Police and striking miners clashed at Grupo Mexico’s Cananea copper mine in Sonora state Jan. 11 after Mexico’s Federal Conciliation and Arbitration Board (JFCA) declared a five-month-long strike there “non-existent” (illegal) and announced a provisional suspension of the National Syndicate of Mine, Metal and Similar Workers of the Mexican Republic (SNTMMSRM). Police called in to break up a picket line at the mine gate fired tear gas at workers who were trying to block the entrance with heavy machinery. Company spokesman Juan Rebolledo told Reuters: “They threw machinery at the police and that is why the tear gas was fired.” SNTMMSRM leader Napoleon Gomez, now in Canada to avoid corruption charges in Mexico, said that state and federal police were trying to occupy the mine. “They are violating both the constitution and labor law,” Napoleon told Reuters.
Initial reports claimed more than 30 injured in the clash and several miners arrested. The force of hundreds of state and federal police were mobilized to the mine within minutes of the JFCA ruling. Grupo Mexico said around 150 non-striking miners crossed into the mine after the clash.
The miners are protesting dangerous safety conditions at Cananea, the largest open-pit copper mine in the world, and the adjacent smelter.
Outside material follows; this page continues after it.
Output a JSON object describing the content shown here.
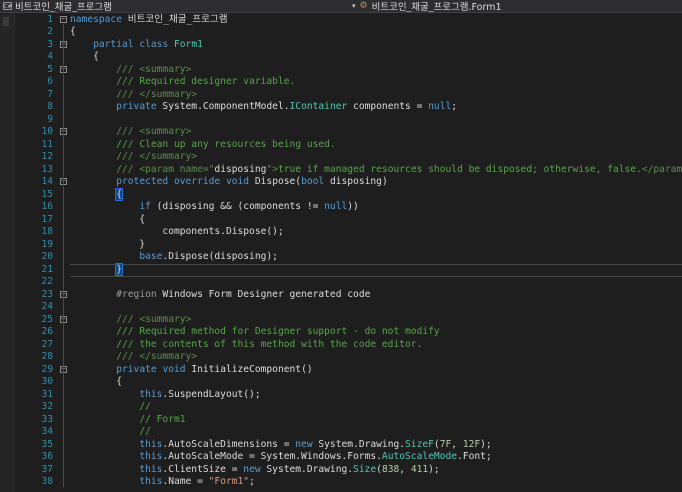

They charge the facilities have drastically deteriorated since the mine was privatized in 1990. The JFCA ruling also affects striking miners in the state of Zacatecas, and in the silver mining town of Taxco, Guerrero. (La Jornada, Jan. 12; Reuters, Reuters, Internationalist Group via Bay Area Indymedia, Jan. 11)